TASK INSTRUCTIONS: If a line in the data contains "Trucking", copy it out.

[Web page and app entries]
========================================

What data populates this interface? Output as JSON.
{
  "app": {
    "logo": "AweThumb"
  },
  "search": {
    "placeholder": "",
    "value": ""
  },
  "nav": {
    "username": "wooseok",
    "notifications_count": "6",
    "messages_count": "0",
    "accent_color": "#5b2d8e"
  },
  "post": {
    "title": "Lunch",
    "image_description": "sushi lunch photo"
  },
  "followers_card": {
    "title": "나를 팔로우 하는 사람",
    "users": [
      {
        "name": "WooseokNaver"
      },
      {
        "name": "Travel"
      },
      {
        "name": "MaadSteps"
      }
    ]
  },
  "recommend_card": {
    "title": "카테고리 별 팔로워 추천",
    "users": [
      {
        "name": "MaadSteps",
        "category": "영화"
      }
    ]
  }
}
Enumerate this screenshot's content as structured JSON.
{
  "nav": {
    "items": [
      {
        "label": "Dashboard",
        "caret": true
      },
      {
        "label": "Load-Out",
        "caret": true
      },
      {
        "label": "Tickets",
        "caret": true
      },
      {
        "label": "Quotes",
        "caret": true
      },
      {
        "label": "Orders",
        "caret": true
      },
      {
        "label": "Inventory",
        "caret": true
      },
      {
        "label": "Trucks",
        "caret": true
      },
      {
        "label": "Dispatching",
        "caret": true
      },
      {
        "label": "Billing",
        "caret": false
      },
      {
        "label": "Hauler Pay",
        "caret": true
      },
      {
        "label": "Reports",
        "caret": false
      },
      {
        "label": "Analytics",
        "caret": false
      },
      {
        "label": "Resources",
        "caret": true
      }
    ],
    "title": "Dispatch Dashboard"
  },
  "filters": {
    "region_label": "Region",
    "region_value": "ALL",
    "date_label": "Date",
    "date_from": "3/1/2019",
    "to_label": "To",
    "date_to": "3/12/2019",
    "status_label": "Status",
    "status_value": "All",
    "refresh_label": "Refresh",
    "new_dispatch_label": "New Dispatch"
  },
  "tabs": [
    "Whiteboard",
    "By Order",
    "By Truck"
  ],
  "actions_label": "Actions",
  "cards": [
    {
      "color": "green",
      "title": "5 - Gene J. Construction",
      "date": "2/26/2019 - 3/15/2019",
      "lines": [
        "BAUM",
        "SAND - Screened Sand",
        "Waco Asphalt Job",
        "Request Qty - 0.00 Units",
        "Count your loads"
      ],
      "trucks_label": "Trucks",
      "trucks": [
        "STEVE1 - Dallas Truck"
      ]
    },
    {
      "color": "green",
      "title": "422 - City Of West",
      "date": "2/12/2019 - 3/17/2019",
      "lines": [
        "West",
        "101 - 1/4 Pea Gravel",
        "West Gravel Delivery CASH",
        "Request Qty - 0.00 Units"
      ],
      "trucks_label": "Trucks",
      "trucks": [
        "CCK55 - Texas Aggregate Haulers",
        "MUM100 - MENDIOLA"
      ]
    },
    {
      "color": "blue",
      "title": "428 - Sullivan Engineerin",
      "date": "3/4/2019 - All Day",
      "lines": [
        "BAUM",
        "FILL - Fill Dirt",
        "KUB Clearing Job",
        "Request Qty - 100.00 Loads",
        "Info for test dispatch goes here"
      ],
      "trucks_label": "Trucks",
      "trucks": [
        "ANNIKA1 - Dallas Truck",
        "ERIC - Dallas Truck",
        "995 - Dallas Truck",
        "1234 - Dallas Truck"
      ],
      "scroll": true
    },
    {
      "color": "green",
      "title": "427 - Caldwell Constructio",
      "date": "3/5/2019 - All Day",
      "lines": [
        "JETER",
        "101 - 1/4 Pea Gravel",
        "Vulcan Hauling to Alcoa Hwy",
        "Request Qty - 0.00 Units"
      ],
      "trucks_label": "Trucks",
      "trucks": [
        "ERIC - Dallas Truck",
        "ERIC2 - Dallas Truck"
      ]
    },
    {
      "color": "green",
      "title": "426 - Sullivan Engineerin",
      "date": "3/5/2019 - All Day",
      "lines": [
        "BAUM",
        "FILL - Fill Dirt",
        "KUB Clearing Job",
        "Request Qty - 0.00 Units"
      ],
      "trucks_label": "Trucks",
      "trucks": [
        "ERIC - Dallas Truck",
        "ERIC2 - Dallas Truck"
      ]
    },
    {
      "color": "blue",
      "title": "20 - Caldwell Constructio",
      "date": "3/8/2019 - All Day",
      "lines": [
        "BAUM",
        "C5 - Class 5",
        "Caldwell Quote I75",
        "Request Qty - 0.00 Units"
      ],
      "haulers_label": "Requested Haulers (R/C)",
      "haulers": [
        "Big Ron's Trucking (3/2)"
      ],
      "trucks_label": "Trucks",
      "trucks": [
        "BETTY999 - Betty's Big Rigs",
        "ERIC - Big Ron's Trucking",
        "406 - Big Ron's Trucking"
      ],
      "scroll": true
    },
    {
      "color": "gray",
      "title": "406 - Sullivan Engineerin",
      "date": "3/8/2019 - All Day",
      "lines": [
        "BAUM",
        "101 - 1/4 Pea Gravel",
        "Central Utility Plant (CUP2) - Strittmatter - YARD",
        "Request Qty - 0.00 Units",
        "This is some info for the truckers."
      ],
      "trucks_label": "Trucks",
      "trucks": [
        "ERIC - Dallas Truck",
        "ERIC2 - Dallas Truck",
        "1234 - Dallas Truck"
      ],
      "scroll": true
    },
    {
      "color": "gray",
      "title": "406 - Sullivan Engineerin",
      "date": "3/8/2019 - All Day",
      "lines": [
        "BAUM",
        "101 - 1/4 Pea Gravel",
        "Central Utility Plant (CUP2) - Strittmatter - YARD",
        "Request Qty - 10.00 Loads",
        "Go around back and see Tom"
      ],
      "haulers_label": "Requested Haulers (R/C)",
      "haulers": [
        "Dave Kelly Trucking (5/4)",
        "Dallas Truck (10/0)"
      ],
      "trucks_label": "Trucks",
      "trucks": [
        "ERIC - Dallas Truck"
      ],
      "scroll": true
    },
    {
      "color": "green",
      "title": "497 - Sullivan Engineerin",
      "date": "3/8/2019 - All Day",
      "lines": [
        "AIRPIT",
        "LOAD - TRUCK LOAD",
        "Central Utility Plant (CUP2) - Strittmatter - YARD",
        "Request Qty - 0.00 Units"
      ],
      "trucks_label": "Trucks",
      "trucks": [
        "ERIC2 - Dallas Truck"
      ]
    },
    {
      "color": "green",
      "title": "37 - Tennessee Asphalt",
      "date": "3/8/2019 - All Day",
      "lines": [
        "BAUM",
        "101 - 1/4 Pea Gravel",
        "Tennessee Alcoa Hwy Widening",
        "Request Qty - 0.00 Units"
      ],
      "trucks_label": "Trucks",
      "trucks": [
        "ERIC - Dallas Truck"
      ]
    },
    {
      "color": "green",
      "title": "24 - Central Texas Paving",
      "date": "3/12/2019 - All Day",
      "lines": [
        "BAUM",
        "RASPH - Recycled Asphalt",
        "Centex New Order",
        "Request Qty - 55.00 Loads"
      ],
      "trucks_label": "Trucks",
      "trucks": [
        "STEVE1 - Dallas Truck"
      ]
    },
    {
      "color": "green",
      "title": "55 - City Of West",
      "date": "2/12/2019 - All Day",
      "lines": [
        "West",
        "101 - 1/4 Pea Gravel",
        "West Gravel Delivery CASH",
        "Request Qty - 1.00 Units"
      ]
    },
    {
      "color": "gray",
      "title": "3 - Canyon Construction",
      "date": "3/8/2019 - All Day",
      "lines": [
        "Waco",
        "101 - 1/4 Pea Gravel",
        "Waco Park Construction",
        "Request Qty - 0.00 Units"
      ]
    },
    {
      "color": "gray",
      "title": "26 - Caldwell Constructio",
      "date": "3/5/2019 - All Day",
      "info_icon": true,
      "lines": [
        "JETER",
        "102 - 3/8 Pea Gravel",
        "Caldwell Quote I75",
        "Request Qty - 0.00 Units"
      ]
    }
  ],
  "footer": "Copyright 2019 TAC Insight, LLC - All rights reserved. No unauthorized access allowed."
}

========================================

ANSWER SPACE:
        "Big Ron's Trucking (3/2)"
        "ERIC - Big Ron's Trucking",
        "406 - Big Ron's Trucking"
        "Dave Kelly Trucking (5/4)",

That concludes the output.